    Last year I, whose knowledge of mathematics can be written on the back of a postage stamp, took pics of numbers in the world around me -- http://www.flickr.com/photos/terryfreedman/sets/637584/ -- it's amazing what you start to see. I wrote a blog about it, but it seems to have got lost.

  5. Anonymous12/3/08 08:25

    I really like the idea of taking pictures for only a month. I too couldn't take the challenge, at least right now, of doing this for 365 days. I think trying it for a month is doable. I enjoyed your pictures. I see an eye for math in quite a few.

  6. What's that white stuff on the ground? ;-0 I thought about doing something similar but lost motivation mid way through January - doing it for a month sounds more doable.

  7. Anonymous13/3/08 00:33

    You guys inspired me. Just today I've started my second flickr experiment and I'm crossing it over with this one: taking a picture a day of "Math in the world Around Us".

    Today's image shows one example of how the Fibonacci sequence manifests in nature, in this case, in the way trees grow.

    Ah Graham. If only I were where you are right now. Australia must be beautiful this time of year. ;-) The white stuff is turning black (mud) then it will go to brown (dead grass) and possibly green before my 31Days are done.

  8. Hmmm... with the drought and the heat wave, I'm not so sure that we're looking that good.

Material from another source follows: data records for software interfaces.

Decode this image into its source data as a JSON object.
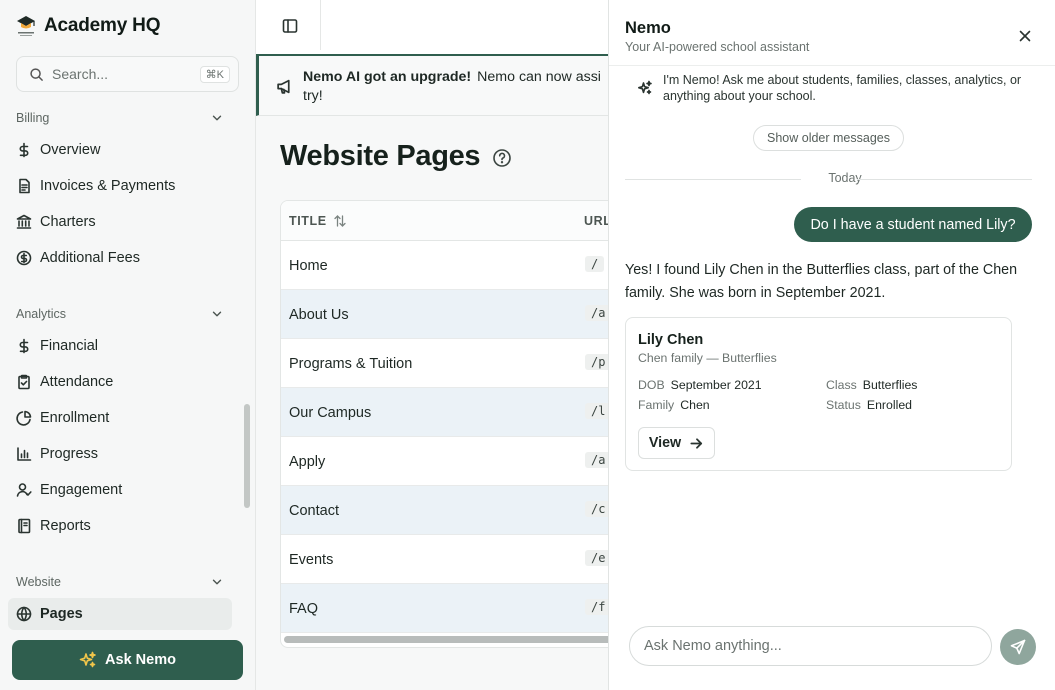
{
  "sidebar": {
    "brand": "Academy HQ",
    "search": {
      "placeholder": "Search...",
      "shortcut": "⌘K"
    },
    "sections": [
      {
        "title": "Billing",
        "items": [
          {
            "label": "Overview",
            "icon": "dollar-icon"
          },
          {
            "label": "Invoices & Payments",
            "icon": "document-icon"
          },
          {
            "label": "Charters",
            "icon": "bank-icon"
          },
          {
            "label": "Additional Fees",
            "icon": "dollar-circle-icon"
          }
        ]
      },
      {
        "title": "Analytics",
        "items": [
          {
            "label": "Financial",
            "icon": "dollar-icon"
          },
          {
            "label": "Attendance",
            "icon": "clipboard-check-icon"
          },
          {
            "label": "Enrollment",
            "icon": "pie-chart-icon"
          },
          {
            "label": "Progress",
            "icon": "bar-chart-icon"
          },
          {
            "label": "Engagement",
            "icon": "user-check-icon"
          },
          {
            "label": "Reports",
            "icon": "notebook-icon"
          }
        ]
      },
      {
        "title": "Website",
        "items": [
          {
            "label": "Pages",
            "icon": "globe-icon",
            "active": true
          }
        ]
      }
    ],
    "ask_button": "Ask Nemo"
  },
  "main": {
    "banner": {
      "title": "Nemo AI got an upgrade!",
      "text": "Nemo can now assi",
      "text2": "try!"
    },
    "page_title": "Website Pages",
    "table": {
      "columns": [
        "TITLE",
        "URL"
      ],
      "rows": [
        {
          "title": "Home",
          "url": "/"
        },
        {
          "title": "About Us",
          "url": "/a"
        },
        {
          "title": "Programs & Tuition",
          "url": "/p"
        },
        {
          "title": "Our Campus",
          "url": "/l"
        },
        {
          "title": "Apply",
          "url": "/a"
        },
        {
          "title": "Contact",
          "url": "/c"
        },
        {
          "title": "Events",
          "url": "/e"
        },
        {
          "title": "FAQ",
          "url": "/f"
        }
      ]
    }
  },
  "chat": {
    "title": "Nemo",
    "subtitle": "Your AI-powered school assistant",
    "intro": "I'm Nemo! Ask me about students, families, classes, analytics, or anything about your school.",
    "older_button": "Show older messages",
    "divider": "Today",
    "user_message": "Do I have a student named Lily?",
    "ai_message": "Yes! I found Lily Chen in the Butterflies class, part of the Chen family. She was born in September 2021.",
    "card": {
      "name": "Lily Chen",
      "subtitle": "Chen family — Butterflies",
      "fields": [
        {
          "key": "DOB",
          "value": "September 2021"
        },
        {
          "key": "Class",
          "value": "Butterflies"
        },
        {
          "key": "Family",
          "value": "Chen"
        },
        {
          "key": "Status",
          "value": "Enrolled"
        }
      ],
      "button": "View"
    },
    "input_placeholder": "Ask Nemo anything..."
  },
  "colors": {
    "brand": "#2f5e4e",
    "accent": "#f2c64a",
    "row_alt": "#ebf2f7"
  }
}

But I'll be definitely digging out the mobile phone camera a bit more often. I often use it in class to capture some form of learning unfolding as well.

  9. Anonymous31/3/08 19:45

    Understanding the way I view the world around helps increase my sensitivity to the immediate moment in my life. I think that this project is great for teachers and students to expereince in the classroom